Against this background Bliss predicts victory for the Progressive Conservative Party in the November 21 election, but the irony of it, he writes, is that it may not mean very much. Canada is facing monumental problems in the 1990s relating to our economy and our Constitution, but no party, including the Conservatives, is inclined to contemplate or discuss them. Bliss then concludes:
When the next recession comes, Canadians are going to wake up to find that a generation of short-sighted politicians, Liberals and Conservatives alike, with New Democrats as cheerleaders, have burdened our country with a debt load of staggering proportions. The problem of financing the debt we have built up in the boom years of the 1980s will menace our social programs, our ability to compete in international markets and our national unity. If by that time we have implemented the Meech Lake constitutional accord, turning Canada into one of the world’s loosest, most balkanized federations, our paralysis will be nearly complete.

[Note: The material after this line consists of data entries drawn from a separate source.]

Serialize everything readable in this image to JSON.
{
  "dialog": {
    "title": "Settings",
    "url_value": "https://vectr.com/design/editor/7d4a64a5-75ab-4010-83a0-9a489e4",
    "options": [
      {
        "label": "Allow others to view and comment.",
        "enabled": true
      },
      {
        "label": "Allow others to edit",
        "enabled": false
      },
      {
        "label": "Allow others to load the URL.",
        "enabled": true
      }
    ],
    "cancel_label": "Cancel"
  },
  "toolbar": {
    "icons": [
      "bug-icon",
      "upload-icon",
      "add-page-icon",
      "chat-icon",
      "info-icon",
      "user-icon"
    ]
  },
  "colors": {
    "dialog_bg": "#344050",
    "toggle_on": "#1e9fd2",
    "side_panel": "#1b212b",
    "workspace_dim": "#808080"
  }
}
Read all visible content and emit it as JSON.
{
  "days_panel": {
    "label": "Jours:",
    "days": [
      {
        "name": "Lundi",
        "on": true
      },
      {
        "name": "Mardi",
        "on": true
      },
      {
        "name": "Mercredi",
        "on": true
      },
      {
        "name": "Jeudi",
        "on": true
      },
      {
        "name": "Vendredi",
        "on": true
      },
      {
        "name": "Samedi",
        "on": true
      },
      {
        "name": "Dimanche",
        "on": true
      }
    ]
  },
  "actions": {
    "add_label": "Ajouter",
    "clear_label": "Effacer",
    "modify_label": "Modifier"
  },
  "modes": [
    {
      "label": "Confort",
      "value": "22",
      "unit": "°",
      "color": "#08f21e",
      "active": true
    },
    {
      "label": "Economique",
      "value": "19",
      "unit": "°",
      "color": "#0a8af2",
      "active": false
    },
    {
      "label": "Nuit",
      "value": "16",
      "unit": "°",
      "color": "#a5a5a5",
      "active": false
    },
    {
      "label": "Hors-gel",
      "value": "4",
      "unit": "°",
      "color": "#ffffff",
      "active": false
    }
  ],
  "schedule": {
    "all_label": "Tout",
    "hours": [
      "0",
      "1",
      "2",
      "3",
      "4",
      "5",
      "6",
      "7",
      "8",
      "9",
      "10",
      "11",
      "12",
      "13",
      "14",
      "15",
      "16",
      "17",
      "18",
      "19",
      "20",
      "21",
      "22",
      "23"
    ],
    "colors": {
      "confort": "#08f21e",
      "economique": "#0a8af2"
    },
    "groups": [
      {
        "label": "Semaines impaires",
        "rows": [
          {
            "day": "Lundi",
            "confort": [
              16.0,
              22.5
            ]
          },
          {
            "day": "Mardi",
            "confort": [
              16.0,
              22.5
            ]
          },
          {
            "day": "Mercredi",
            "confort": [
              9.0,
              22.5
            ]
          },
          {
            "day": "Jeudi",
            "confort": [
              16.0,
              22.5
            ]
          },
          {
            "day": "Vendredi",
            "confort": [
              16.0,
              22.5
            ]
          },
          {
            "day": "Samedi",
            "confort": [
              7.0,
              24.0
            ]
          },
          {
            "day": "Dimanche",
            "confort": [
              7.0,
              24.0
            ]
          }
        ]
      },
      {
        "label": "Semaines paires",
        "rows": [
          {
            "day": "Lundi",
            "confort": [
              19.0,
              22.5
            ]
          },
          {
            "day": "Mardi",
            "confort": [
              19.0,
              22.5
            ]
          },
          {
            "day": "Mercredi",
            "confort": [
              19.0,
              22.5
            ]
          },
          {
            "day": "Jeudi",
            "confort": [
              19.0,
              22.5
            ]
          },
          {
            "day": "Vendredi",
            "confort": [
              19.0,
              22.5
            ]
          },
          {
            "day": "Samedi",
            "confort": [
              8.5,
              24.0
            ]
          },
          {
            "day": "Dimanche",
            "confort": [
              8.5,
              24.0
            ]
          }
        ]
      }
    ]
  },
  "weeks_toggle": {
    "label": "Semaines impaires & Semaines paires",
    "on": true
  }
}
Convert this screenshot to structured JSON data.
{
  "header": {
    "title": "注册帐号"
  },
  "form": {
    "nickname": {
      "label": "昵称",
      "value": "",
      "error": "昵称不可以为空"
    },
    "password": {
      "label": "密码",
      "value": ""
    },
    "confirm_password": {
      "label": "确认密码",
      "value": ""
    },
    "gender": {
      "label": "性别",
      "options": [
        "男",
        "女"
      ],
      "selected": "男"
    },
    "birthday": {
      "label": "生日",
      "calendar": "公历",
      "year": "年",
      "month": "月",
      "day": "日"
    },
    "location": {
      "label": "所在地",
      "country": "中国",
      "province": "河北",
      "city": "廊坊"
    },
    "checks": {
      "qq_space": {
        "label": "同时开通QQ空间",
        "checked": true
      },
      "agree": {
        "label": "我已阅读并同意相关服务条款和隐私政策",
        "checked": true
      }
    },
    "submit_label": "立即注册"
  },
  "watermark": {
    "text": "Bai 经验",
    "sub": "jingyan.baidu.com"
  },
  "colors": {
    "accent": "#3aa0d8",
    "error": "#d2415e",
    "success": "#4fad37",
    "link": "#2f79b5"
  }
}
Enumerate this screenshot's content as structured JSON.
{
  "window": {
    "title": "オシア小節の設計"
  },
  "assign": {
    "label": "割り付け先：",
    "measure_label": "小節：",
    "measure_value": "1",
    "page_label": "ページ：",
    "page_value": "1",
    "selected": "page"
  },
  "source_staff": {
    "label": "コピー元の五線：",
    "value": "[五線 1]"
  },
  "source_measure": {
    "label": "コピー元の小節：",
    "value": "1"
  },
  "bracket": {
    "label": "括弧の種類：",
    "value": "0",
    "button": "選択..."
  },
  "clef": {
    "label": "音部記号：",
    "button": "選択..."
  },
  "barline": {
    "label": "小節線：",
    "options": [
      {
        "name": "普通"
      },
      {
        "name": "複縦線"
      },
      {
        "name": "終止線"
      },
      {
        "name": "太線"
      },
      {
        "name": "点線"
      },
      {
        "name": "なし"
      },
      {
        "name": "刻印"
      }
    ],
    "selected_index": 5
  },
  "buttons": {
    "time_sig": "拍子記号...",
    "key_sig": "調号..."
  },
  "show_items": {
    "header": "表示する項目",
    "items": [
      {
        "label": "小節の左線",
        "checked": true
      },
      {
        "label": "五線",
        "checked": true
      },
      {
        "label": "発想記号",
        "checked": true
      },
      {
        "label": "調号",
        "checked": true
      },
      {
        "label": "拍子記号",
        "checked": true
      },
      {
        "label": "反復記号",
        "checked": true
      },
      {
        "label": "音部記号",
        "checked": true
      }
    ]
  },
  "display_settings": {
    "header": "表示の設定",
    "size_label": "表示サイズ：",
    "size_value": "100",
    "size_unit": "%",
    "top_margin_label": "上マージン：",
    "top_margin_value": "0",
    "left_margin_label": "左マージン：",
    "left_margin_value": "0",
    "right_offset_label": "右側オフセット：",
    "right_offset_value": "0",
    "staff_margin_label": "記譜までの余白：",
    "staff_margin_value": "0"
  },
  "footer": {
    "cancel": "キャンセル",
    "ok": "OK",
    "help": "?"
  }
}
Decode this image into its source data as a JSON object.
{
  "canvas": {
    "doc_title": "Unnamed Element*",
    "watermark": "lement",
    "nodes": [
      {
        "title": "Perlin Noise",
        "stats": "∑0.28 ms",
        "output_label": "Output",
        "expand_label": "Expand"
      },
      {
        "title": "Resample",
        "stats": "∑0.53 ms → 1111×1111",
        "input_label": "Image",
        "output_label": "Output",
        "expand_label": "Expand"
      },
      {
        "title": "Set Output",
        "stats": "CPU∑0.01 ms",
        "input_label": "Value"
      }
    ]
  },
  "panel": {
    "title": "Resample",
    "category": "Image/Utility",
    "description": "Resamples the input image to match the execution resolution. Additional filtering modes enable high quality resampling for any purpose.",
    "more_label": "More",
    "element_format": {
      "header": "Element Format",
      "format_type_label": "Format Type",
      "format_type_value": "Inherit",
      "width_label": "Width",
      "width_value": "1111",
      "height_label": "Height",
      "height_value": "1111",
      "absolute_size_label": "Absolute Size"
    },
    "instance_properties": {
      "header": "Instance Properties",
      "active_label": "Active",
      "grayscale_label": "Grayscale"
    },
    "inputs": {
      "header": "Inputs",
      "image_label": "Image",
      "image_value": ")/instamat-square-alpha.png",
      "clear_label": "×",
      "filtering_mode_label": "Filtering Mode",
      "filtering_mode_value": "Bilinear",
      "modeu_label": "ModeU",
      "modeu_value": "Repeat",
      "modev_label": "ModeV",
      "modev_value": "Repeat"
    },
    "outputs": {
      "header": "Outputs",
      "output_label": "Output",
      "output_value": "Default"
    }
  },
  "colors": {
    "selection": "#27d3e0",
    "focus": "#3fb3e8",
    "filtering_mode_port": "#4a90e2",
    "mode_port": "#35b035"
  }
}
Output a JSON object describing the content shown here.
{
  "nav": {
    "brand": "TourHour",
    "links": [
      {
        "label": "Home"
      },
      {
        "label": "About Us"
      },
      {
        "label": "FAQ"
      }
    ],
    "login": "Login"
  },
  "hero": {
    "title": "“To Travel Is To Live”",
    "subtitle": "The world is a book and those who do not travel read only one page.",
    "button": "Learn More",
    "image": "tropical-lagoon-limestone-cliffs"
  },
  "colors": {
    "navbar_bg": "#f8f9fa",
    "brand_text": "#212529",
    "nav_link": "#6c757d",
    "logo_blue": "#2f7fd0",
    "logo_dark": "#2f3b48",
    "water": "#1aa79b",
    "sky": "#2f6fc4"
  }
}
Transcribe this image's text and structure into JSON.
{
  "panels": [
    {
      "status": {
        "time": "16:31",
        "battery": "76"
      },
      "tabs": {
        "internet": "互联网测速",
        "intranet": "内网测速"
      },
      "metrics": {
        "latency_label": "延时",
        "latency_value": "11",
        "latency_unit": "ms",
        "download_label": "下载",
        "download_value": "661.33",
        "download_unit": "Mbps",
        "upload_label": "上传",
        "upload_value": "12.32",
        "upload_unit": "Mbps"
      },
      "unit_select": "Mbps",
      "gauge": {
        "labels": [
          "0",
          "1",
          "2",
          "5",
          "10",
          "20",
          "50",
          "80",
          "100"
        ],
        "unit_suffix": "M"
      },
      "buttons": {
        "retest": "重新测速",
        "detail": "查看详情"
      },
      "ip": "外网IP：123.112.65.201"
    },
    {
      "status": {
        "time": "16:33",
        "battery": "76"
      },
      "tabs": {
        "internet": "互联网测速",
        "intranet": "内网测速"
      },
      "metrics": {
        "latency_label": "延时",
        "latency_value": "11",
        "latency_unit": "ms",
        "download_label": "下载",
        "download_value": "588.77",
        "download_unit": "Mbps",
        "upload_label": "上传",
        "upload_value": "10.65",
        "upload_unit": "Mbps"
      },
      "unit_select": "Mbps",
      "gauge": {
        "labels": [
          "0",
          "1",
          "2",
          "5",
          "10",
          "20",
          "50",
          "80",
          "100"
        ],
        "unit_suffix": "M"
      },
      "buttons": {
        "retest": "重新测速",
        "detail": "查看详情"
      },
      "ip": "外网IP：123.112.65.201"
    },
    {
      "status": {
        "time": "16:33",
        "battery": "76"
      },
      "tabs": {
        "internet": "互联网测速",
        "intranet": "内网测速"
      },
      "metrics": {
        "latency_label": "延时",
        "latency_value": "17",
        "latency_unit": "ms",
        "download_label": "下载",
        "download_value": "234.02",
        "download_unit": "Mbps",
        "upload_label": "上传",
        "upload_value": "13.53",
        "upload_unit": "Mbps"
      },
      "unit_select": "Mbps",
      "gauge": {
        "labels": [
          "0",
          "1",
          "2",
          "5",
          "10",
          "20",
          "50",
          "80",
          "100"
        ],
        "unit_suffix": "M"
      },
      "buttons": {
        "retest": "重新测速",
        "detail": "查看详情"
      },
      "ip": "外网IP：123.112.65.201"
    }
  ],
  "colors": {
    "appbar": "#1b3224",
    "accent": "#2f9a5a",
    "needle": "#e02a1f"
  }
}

The 1988 triumph of Mulroney conservatism, if it comes, may not mean much except on the trade question. With none of our leaders—not Mulroney, not Turner, not Broadbent or any of their followers—willing to address our country’s internal economic situation or its constitutional prospects, we are having a strange campaign indeed. The verdict of history may be that our politicians, so full of sound and fury on the hustings, are being tragically irresponsible—the whole lot of them. (Michael Bliss, “Tories Are Riding a Broad, Social Trend,” Toronto Star, October 16, 1988)
Professor Bliss’s comments are like a breath of fresh air. It’s too bad there are so few who dare to say it like it is.